One of the most striking findings of research on teacher cognition about pronunciation teaching is that, especially those newer to field often believe it to be REALLY hard, difficult and intimidating (e.g., Burri 2017). There is less (much less) research on why that should be the case--or on how that can be best moderated, or prevented to any extent. We are talking here primarily about expectations.
As usual, my "go to" source for understanding how to affect pronunciation change is . . . sport. Pronunciation change is a physical business, one that from my perspective is best approached from that perspective, at least initially. But here is a case where the right "metacognitive set" can be enormously important, such as in the case of a new study by Mothes, Leukel, Seelig and Fuchs titled, "Do placebo expectations influence perceived exertion during physical exercise?" summarized by ScienceDaily.com.
On the surface of it, the research confirmed the common sense notion that expectations can dramatically influence performance. One feature of the study, for example, was that wearing great looking compression tights, and believing that they "work" makes exercise less strenuous or at least one's perception of effort. Being an enthusiastic wearing of that athletic placebo, I have been all in and a believer for years . . .
But how can this make pronunciation teaching and change easier? Easy. What students pick up from you about pronunciation change impacts more than just their perception of how difficult it is. In other words, it is at least as much the fault of the method and the instructor's personal, professional presence as it is the learner's ability and L1 meddling. To paraphrase the great Pogo observation: We have met the enemy (of pronunciation change) and it is . . . us!
I'd recommend that you begin with some kind of compression top that gets the right message across, of course . . . probably not something like the message conveyed in the following from the forward to Orion, 1989 (quoted in Acton, 1992):
"Acquiring good pronunciation is the most difficult part of learning a new language. As you improve your articulation you have to learn to listen and imitate all over again. As with any activity you wish to do well, you have to practice, practice, practice, and then practice some more . Remember that you cannot accomplish good pronunciation overnight; improvement takes time. Some students may find it more difficult than others and will need more time than others to improve ( pp. xxiii-iv)."
It is "easier" from a haptic perspective, depending on the extent to which you Train the body first! (Lessac, 1967) in pronunciation teaching and project the right message both verbally and non-verbally. The key element here is the physical basis of change, not just pronunciation itself, the significance of the research to in our work. Conceptually, it is important that that distinction is kept in mind (and body)!
So, what do your class expectations for ongoing pronunciation improvement feel like?
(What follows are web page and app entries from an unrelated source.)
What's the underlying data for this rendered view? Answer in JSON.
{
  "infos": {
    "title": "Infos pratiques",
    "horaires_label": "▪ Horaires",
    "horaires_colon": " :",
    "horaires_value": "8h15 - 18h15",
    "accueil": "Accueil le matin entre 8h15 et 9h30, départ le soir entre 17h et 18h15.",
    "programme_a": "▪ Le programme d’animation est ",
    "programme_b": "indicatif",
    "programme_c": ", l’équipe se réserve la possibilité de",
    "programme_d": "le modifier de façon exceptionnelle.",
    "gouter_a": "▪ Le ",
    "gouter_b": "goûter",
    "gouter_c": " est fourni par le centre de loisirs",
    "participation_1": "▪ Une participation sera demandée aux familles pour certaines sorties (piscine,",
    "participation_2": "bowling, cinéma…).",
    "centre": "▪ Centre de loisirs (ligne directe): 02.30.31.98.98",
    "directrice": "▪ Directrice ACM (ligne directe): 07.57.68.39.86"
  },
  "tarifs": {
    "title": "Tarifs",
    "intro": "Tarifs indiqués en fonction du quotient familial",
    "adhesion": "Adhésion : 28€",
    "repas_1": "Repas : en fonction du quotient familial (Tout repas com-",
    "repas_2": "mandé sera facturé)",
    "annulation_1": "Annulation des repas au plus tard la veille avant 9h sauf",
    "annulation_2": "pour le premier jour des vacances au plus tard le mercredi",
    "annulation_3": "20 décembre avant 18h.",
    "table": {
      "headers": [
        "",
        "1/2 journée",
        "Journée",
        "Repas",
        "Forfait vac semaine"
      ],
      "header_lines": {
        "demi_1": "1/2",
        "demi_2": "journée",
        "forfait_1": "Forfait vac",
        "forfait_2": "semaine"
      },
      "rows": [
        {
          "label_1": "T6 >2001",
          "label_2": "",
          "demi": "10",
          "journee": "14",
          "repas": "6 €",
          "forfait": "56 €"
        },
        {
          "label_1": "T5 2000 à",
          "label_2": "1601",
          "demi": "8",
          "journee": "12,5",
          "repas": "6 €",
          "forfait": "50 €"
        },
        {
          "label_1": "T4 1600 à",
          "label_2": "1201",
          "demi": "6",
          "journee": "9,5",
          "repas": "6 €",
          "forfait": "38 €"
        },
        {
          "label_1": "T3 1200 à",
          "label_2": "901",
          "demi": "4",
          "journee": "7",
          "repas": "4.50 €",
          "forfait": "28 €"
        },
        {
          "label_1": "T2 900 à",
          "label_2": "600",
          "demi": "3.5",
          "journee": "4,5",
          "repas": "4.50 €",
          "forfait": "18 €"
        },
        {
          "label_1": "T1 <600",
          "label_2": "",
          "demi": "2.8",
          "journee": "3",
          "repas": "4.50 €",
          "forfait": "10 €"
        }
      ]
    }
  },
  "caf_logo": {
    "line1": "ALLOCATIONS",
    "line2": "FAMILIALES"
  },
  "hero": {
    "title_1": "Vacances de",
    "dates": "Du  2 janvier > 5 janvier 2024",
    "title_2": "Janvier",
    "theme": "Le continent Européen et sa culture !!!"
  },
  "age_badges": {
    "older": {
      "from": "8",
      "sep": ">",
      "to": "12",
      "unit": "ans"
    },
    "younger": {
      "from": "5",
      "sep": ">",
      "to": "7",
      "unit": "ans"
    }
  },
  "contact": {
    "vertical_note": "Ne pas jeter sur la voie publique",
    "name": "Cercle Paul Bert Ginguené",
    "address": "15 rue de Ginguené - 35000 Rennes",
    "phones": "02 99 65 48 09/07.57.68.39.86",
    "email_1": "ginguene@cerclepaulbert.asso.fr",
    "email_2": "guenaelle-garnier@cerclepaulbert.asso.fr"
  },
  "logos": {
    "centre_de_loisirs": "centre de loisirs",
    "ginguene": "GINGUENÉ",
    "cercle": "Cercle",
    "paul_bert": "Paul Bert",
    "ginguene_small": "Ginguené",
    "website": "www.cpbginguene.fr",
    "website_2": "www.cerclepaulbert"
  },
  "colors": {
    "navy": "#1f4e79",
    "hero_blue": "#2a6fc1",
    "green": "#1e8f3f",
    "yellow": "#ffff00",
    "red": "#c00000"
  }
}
How do you create and sustain that? I'm expecting some great comments/insights to follow here!
You'd better believe it!
Hendrik Mothes, Christian Leukel, Harald Seelig, Reinhard Fuchs. Do placebo expectations influence perceived exertion during physical exercise? PLOS ONE, 2017; 12 (6): e0180434 DOI: 10.1371/journal.pone.0180434
University of Freiburg. (2017, June 30). Sport feels less strenuous if you believe it's doing you good. ScienceDaily. Retrieved July 4, 2017 from www.sciencedaily.com/releases/2017/06/170630105031.htm